Top of Extracted material

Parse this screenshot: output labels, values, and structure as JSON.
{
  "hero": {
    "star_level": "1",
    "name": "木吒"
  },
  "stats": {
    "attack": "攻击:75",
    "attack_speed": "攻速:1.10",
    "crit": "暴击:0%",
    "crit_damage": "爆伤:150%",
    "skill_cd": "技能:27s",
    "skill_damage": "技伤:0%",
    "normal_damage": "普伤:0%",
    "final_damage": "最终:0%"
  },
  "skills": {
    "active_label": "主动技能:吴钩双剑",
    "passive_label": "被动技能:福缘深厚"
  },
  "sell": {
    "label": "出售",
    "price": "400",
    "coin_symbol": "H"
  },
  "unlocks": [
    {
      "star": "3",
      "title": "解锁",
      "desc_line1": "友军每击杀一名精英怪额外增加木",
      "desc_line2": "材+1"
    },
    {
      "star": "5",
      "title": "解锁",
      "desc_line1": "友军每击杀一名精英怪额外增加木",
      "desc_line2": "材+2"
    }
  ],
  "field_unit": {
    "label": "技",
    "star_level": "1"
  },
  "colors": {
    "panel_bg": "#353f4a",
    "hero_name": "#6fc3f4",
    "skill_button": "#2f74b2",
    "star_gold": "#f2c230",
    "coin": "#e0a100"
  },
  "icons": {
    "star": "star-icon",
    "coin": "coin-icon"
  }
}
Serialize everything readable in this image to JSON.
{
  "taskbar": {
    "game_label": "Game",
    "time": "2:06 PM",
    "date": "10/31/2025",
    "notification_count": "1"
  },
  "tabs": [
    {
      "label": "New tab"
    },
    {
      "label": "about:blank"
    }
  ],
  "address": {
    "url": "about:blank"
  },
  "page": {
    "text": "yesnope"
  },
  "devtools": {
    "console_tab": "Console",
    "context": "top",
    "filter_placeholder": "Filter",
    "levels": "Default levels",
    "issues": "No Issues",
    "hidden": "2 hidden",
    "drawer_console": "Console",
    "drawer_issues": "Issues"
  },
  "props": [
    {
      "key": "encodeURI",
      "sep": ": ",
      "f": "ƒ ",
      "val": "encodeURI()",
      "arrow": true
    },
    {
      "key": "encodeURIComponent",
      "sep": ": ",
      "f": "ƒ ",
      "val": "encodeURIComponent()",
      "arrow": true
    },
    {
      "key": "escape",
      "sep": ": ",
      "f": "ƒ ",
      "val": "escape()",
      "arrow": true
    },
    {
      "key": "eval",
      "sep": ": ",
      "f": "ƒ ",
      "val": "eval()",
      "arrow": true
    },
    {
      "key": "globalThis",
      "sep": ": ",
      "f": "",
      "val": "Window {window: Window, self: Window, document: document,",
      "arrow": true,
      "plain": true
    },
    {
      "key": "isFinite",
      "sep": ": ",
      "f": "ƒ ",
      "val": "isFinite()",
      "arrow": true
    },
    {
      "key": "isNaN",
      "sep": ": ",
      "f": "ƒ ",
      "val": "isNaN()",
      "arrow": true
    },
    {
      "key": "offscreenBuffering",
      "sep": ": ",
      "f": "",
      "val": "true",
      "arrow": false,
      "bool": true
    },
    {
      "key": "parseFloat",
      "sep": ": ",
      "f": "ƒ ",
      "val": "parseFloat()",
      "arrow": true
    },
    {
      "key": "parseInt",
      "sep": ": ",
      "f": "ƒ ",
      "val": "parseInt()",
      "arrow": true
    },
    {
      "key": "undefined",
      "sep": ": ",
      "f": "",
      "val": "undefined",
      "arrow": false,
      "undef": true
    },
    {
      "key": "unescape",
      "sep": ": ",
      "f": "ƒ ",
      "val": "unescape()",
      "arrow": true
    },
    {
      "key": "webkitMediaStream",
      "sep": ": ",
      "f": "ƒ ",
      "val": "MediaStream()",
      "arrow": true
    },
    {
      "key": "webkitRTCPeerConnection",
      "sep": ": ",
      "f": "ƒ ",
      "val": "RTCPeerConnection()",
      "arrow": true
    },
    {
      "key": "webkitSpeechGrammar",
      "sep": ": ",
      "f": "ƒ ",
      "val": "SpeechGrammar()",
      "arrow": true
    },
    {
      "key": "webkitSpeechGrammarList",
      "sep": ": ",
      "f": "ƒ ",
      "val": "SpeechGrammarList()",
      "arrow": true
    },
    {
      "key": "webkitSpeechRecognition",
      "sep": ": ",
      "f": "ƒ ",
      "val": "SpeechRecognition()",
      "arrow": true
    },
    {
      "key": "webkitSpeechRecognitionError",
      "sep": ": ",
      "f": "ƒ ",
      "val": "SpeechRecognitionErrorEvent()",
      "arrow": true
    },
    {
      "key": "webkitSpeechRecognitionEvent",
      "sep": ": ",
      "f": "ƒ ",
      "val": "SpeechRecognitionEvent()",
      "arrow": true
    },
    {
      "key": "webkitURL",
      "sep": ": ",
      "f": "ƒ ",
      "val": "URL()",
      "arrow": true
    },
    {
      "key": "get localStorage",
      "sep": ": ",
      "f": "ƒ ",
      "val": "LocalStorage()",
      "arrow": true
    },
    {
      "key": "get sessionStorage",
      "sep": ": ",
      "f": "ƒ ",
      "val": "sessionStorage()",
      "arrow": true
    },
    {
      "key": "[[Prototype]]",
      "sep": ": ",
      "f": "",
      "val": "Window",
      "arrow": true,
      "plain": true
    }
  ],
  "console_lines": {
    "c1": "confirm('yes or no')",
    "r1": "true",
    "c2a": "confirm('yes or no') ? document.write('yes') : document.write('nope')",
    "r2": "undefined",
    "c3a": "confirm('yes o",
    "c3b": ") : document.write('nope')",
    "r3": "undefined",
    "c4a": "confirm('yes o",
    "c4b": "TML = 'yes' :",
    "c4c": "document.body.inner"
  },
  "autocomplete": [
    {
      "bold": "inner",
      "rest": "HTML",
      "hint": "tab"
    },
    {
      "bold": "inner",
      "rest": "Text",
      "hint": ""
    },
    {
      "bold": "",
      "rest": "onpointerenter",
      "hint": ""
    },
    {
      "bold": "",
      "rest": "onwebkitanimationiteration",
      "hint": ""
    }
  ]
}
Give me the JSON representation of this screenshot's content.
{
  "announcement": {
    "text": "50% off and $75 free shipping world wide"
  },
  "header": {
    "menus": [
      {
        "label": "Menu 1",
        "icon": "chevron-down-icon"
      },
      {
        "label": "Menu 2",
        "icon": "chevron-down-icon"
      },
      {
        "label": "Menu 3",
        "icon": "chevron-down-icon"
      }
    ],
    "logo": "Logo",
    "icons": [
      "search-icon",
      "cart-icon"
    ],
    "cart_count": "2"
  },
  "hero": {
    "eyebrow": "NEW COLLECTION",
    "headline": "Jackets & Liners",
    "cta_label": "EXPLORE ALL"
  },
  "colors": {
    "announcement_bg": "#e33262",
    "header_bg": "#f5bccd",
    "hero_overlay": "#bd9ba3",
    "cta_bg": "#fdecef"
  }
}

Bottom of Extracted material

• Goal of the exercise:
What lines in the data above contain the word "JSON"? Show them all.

• Written solution:
Parse this screenshot: output labels, values, and structure as JSON.
Serialize everything readable in this image to JSON.
Give me the JSON representation of this screenshot's content.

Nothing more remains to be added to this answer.